    3) Perhaps most importantly, this book includes something I haven’t seen in others: comprehensive assessment. How many of us have successfully taught the difference between “their,” “they’re,” and “there,” only to have the same errors pop up in students’ writing two weeks later? The quizzes in this book are cumulative, so students are less likely to forget what you taught two weeks ago.

    Dear instructors,

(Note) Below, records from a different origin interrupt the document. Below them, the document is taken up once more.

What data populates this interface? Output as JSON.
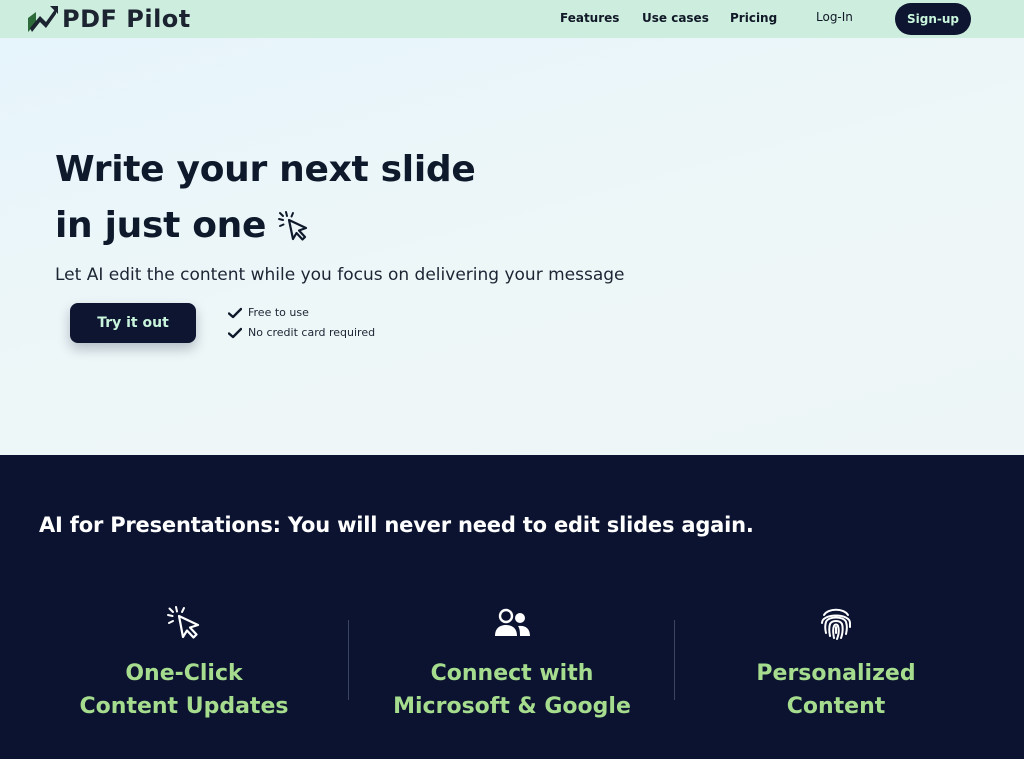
{
  "header": {
    "logo_text": "PDF Pilot",
    "nav": {
      "features": "Features",
      "use_cases": "Use cases",
      "pricing": "Pricing",
      "login": "Log-In",
      "signup": "Sign-up"
    }
  },
  "hero": {
    "title_line1": "Write your next slide",
    "title_line2": "in just one",
    "subtitle": "Let AI edit the content while you focus on delivering your message",
    "cta": "Try it out",
    "checks": [
      "Free to use",
      "No credit card required"
    ],
    "icon": "click-cursor-icon"
  },
  "features": {
    "heading": "AI for Presentations: You will never need to edit slides again.",
    "items": [
      {
        "label": "One-Click\nContent Updates",
        "icon": "click-cursor-icon"
      },
      {
        "label": "Connect with\nMicrosoft & Google",
        "icon": "users-icon"
      },
      {
        "label": "Personalized\nContent",
        "icon": "fingerprint-icon"
      }
    ]
  },
  "colors": {
    "header_bg": "#cdeede",
    "dark_navy": "#0b1330",
    "accent_green": "#a6dc8e",
    "button_text": "#c9f5dd"
  }
}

    Even if you don’t decide to use this book, please do consider teaching conventions to your students. Yes, your students’ previous teachers should have done that. Maybe they did; maybe they didn’t, but here we are. Take this opportunity to learn how to teach something you never had to learn. I think you’ll find your students are grateful and more eager to please you than they are to frustrate you. If you teach at the high-school level, I encourage you to find out the college placement test your local community college uses, and arrange for your students to take the Writing part of that placement test at the beginning and the end of the school year. The results will shock you. Because the vast majority of these placement tests (Compass, Accuplacer, etc.) are multiple-choice, they rely heavily on students’ knowledge of conventions. Incorporating conventions into your course can result in huge gains on these tests, which saves your students time and money when they aren’t required to take remedial college courses.

    Please email me if you have questions, concerns, quibbles, corrections, or suggestions. This is very much a work in progress, and I hope it always will be. I have not provided answer keys in this book, but if you need them, email me. I also have lots and lots of units of study, cumulative vocabulary programs with Latin and Greek parts of words, approaches to literature, and all the other stuff English teachers can’t help but re-create every year, so if you’d like any of that, email me–I’m happy to share.


    P.S. This book is licensed under creative commons, so don’t make money with it but do use it to make your teaching life a bit easier because if you’re an English teacher, you need an easier life.

    P.P.S. If you do sometimes really want to know the RIGHT answer, I cannot recommend highly enough Garner’s Modern American Usage, by Brian Garner. It’s a fabulous resource (and a great gift for all word nerds) written by a man who’s smarter than anybody deserves to be.

    This page titled 1.2: Introduction- Why Should I . . . ? is shared under a CC BY-NC 4.0 license and was authored, remixed, and/or curated by Chauna Ramsey (OpenOregon) via source content that was edited to the style and standards of the LibreTexts platform; a detailed edit history is available upon request.